Working in a Different State? Know Your Tax Liability
COVID-19 brought unexpected challenges and changes in the way we live and work. Many of us now work primarily from home. Others have chosen to work from a vacation home or move in with parents to care for each other. If that temporary working situation has you in another state, even if for just one day, you may have to file tax returns in multiple states and you could end up paying more in state income taxes.
Tax rules vary depending on the state, so you should know what the rules are for the state where your work office is, where you live and where you’ve been working lately. Here are some basic things you should be aware of and discuss with your wealth manager or tax advisor before filing your taxes.
Employers should be keeping track
First, know that employers in most states are required to withhold income tax in the state(s) in which an employee provides services. Illinois, Nebraska, Rhode Island and South Carolina, however, will waive employer penalties for failure to withhold where the sole reason for state withholding is working from home due to the pandemic.
If your employer has been aware of you working in another state, expect your W-2 to report withholding paid to more than one state. Even if it doesn’t, you could still be on the hook for paying the non-resident state tax.
How could this affect you?
Depending on where you live and where you actually performed your work, you could pay more in state income taxes.
To start with, most states will tax 100% of your income if you live there. On your tax returns, you will receive a credit in your resident state for the tax you paid to other states. However, seven states — Alaska, Florida, Nevada, South Dakota, Texas, Washington and Wyoming — do not charge income tax.
That means if the visiting state has a lower tax rate than your resident state, your net income tax bill should remain the same.
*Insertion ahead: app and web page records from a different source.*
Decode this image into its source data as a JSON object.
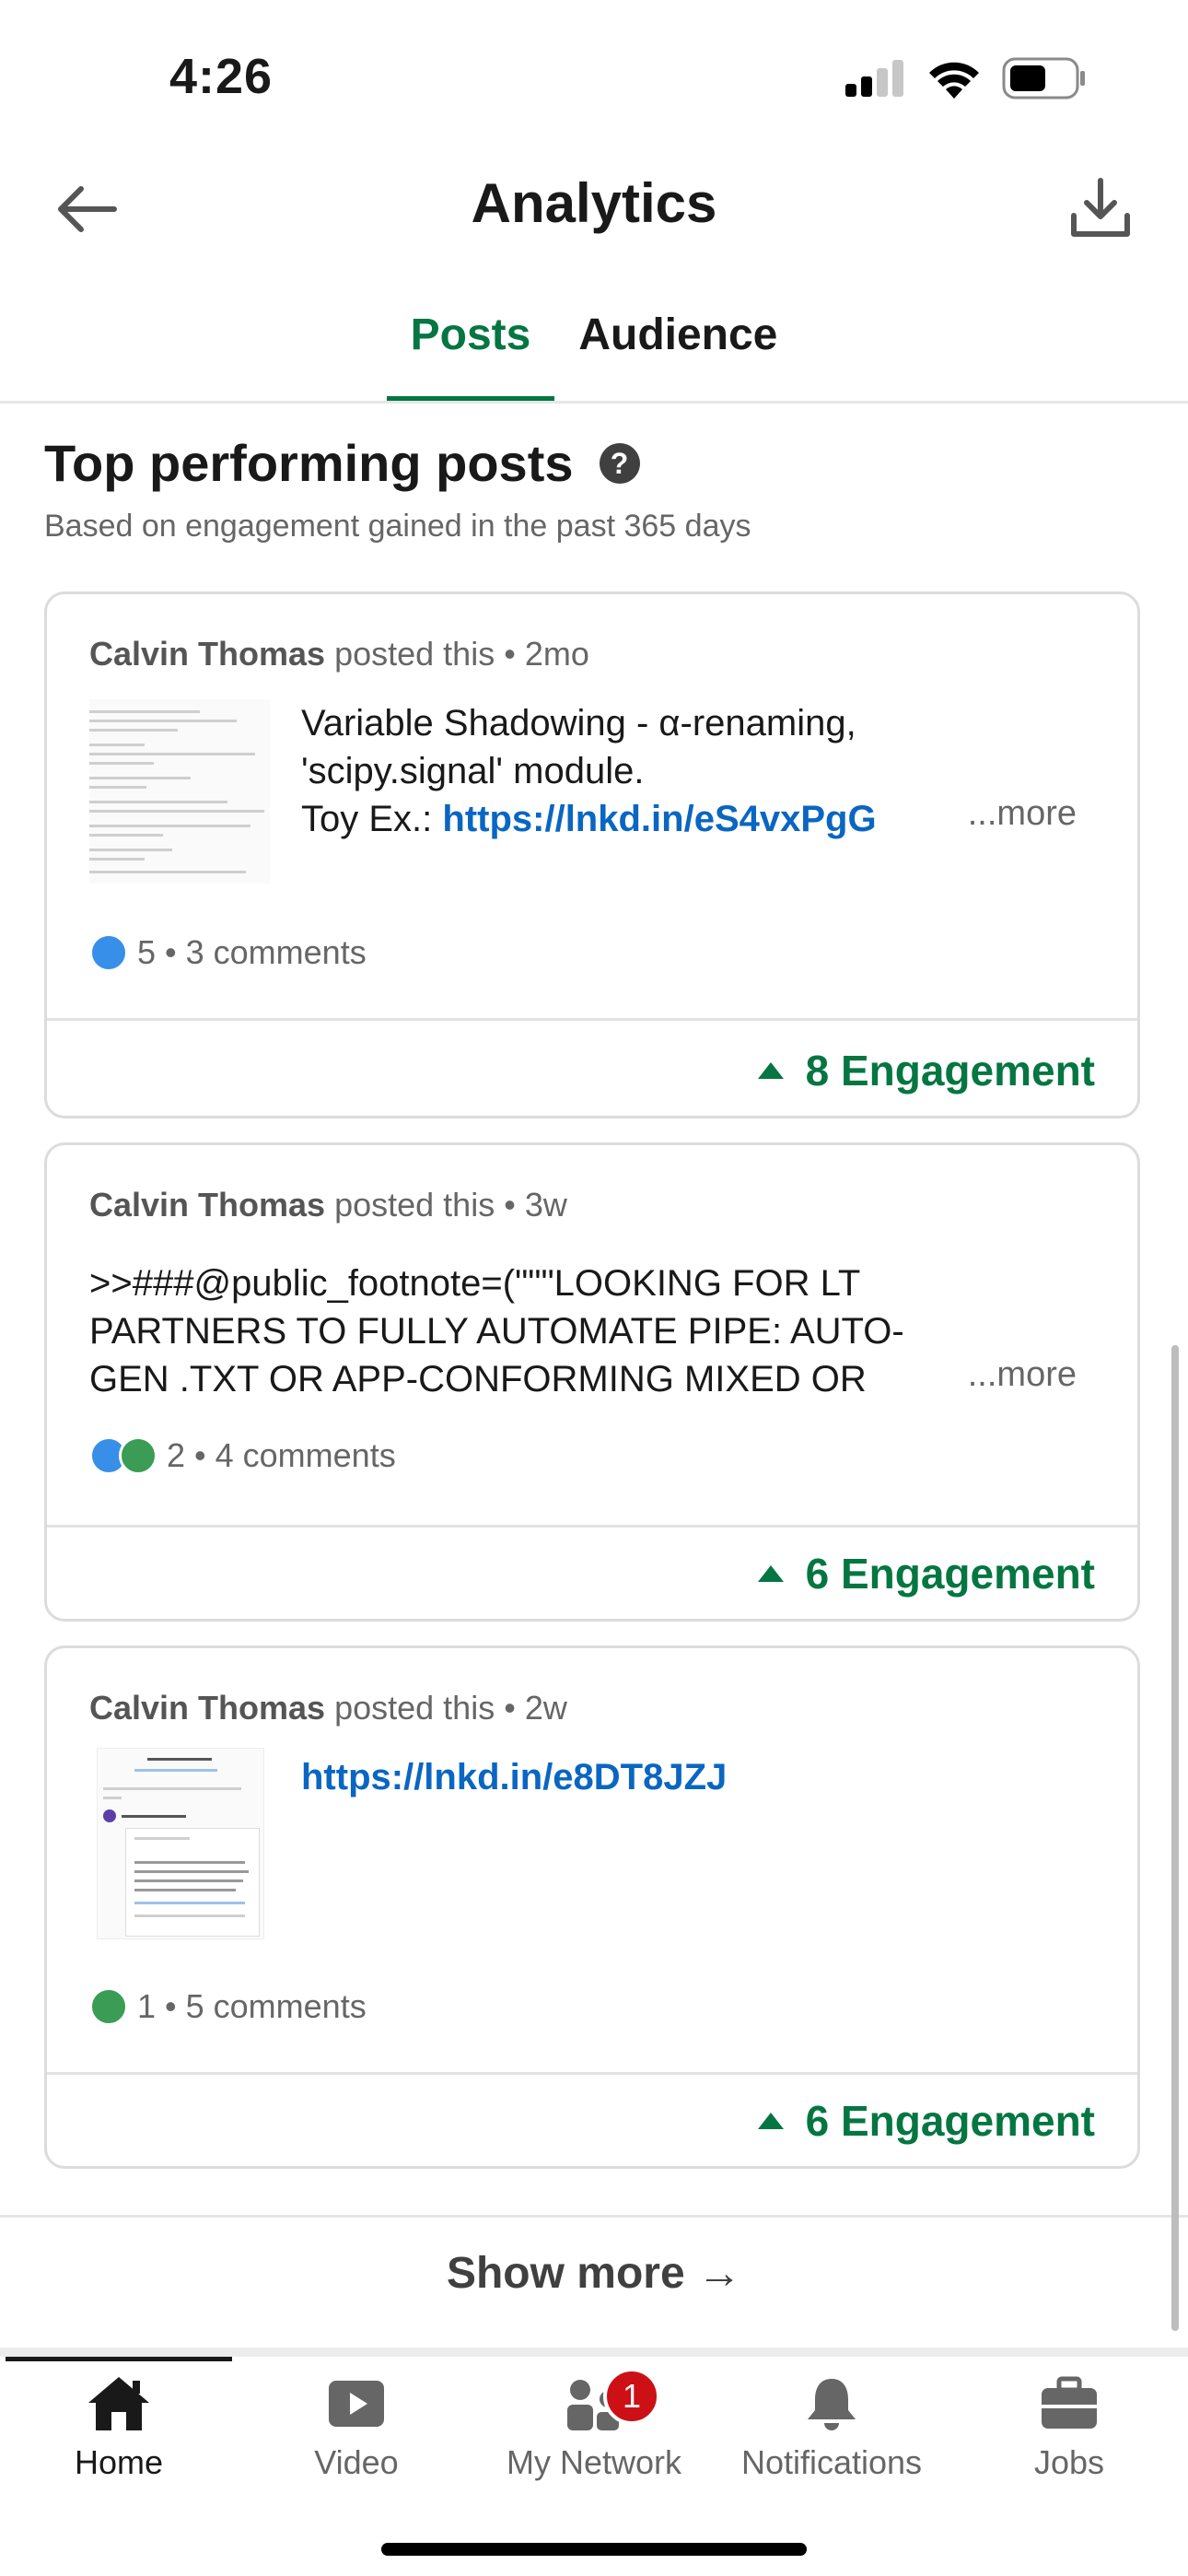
{
  "status_bar": {
    "time": "4:26"
  },
  "header": {
    "title": "Analytics"
  },
  "tabs": [
    {
      "label": "Posts",
      "active": true
    },
    {
      "label": "Audience",
      "active": false
    }
  ],
  "section": {
    "title": "Top performing posts",
    "subtitle": "Based on engagement gained in the past 365 days",
    "help_symbol": "?"
  },
  "posts": [
    {
      "author": "Calvin Thomas",
      "posted_text": "posted this",
      "age": "2mo",
      "text_line1": "Variable Shadowing - α-renaming,",
      "text_line2": "'scipy.signal' module.",
      "text_line3_prefix": "Toy Ex.: ",
      "link": "https://lnkd.in/eS4vxPgG",
      "more": "...more",
      "reactions": "5",
      "comments": "3 comments",
      "engagement": "8 Engagement",
      "thumbnail": "code-screenshot"
    },
    {
      "author": "Calvin Thomas",
      "posted_text": "posted this",
      "age": "3w",
      "text_line1": ">>###@public_footnote=(\"\"\"LOOKING FOR LT",
      "text_line2": "PARTNERS TO FULLY AUTOMATE PIPE: AUTO-",
      "text_line3": "GEN .TXT OR APP-CONFORMING MIXED OR",
      "more": "...more",
      "reactions": "2",
      "comments": "4 comments",
      "engagement": "6 Engagement"
    },
    {
      "author": "Calvin Thomas",
      "posted_text": "posted this",
      "age": "2w",
      "link": "https://lnkd.in/e8DT8JZJ",
      "reactions": "1",
      "comments": "5 comments",
      "engagement": "6 Engagement",
      "thumbnail": "repository-screenshot"
    }
  ],
  "show_more": "Show more →",
  "bottom_nav": [
    {
      "label": "Home",
      "icon": "home-icon",
      "active": true
    },
    {
      "label": "Video",
      "icon": "video-icon",
      "active": false
    },
    {
      "label": "My Network",
      "icon": "network-icon",
      "active": false,
      "badge": "1"
    },
    {
      "label": "Notifications",
      "icon": "bell-icon",
      "active": false
    },
    {
      "label": "Jobs",
      "icon": "briefcase-icon",
      "active": false
    }
  ],
  "colors": {
    "accent": "#057642",
    "link": "#0a66c2",
    "badge": "#cc1016"
  }
}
For example, if you live in California, one of the highest tax states, but worked in New Mexico, you’ll want to claim a California credit for the tax you paid to New Mexico.
On the other hand, you may be required to pay more tax than you usually did pre-COVID. If you live in Florida, where income is not taxed, but worked part of the year in Atlanta, you’ll probably need to file a nonresident income tax return in Georgia.
Because of the temporary nature of pandemic-period location changes, don’t expect remote working in a cheaper tax state to change your residency status. Even if you own property in a second state, your primary residency state probably won’t let you leave so easily.
Some states have reciprocal agreements to not tax each other’s residents for services performed in the nonresident state. On the other hand, Massachusetts and New York, two states where more people work than live, have indicated they will continue to tax nonresidents who no longer commute to their state due to the pandemic, as if they still work in their state. With billions of tax dollars at stake, New Hampshire has petitioned the U.S. Supreme Court to challenge the Massachusetts plan. The decision should impact the entire country.
What Should You Do?
Nobody wants to pay more tax than they’re required to. Likewise, you don’t want a surprise audit or unexpected tax bill. So communicate your temporary work location changes to your employer and monitor your state tax withholdings. In addition, keep track of the time you spent working in temporary, nonresident state locations.
Most importantly, get help. The rules are complex, and if you’ve been working in multiple states, you’ll appreciate the expert guidance of a wealth manager or tax advisor.